There were additional deliverables I had to do, projects that extended by 2 months, and even revisions I couldn’t charge for. When this happened, I always ended up resenting my clients. I felt like I was being abused into giving more than what they paid for.
The only reason why this happened was because my Agreement wasn’t clear.
So in this issue, I’ll be talking about 4 things you need to have in your Agreement as a creative.
🛑 DISCLAIMER: The information provided in this newsletter does not, and is not intended to, constitute legal advice; all information, content, and materials available on this newsletter are for general informational purposes only. For legal advice, please contact an attorney.
How can we avoid going over the scope of work?

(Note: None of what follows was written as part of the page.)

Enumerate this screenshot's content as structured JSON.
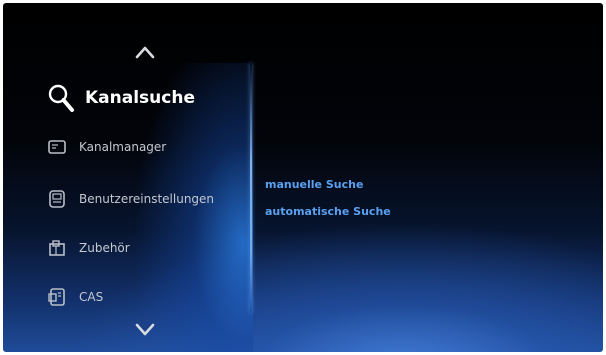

By mentioning what IS and IS NOT included in our project.
I’ve had clients who asked for a logo design, but also wanted the mockups I added in the logo presentation (e.g. business cards).
Here’s an example for a logo only client 👇🏻
This section helps me deal with unnecessary revisions and sudden changes in the scope of work.
I make sure to mention the number of revisions provided, design concepts presented, and how much it would cost for an additional revision or design.
Revisions. Client is entitled to X rounds of revisions. Vendor will not charge client for these rounds of revisions for as long as the changes requested do not substantially alter the original project scope, nature or purpose; and as long as Client has not already given Vendor any final approval for the piece of work concerned. Any other kinds of revisions are considered a change in the project scope. Each round of additional revision will be billed at $$$ per round.
Proposed Design Concepts. Client is entitled to X number of [logo] design concepts as mentioned in this SOW. Additional design concepts will be charged at a rate of $$$ per concept. Additional concepts will also result in a change of timeline.
Change Order. Vendor will notify Client in advance of any expected additional charges due to general changes requested. Work shall not proceed on the requested changes until a fully signed Change Order is received by Vendor.
What if you have a disaster client you want to fire? I’ve been tempted to fire multiple clients before.
That’s why I have this section in my Agreement. This lets any of us cancel the project at least 5 days before the written notice 👇🏻
Either party may terminate this assignment by providing not less than five (5) days written notice to the other party. In the event of cancellation of this assignment, ownership of all copyrights and the original artwork shall be transferred to Client for any work completed up to the date of cancellation. Client shall pay for all work and expenses based on the contract price and expenses already incurred up to the date of cancellation.
Some really bad clients might make defamatory statements about your business. I never experienced this, but I’ve heard of designers who were dragged down on social media by influencers and personal brands.
So that I never have to experience this, I always add this section 👇🏻
“Client and Vendor mutually agree not to make public defamatory statements that would materially harm the reputation or business activities of any Parties to this Agreement.”
Scope of Work
🧠 Course: Proposals & Contracts by Mike Janda — This is the main template I use for all of my documents. He has templates for contracts, proposals, capability decks for projects with different scopes of work (web design, logo design, etc.)
📖 Book: Stories That Stick by Kindra Hall — Want to get into storytelling? Then this book is a must read. Kindra included a lot of storytelling examples and the framework she uses for her stories.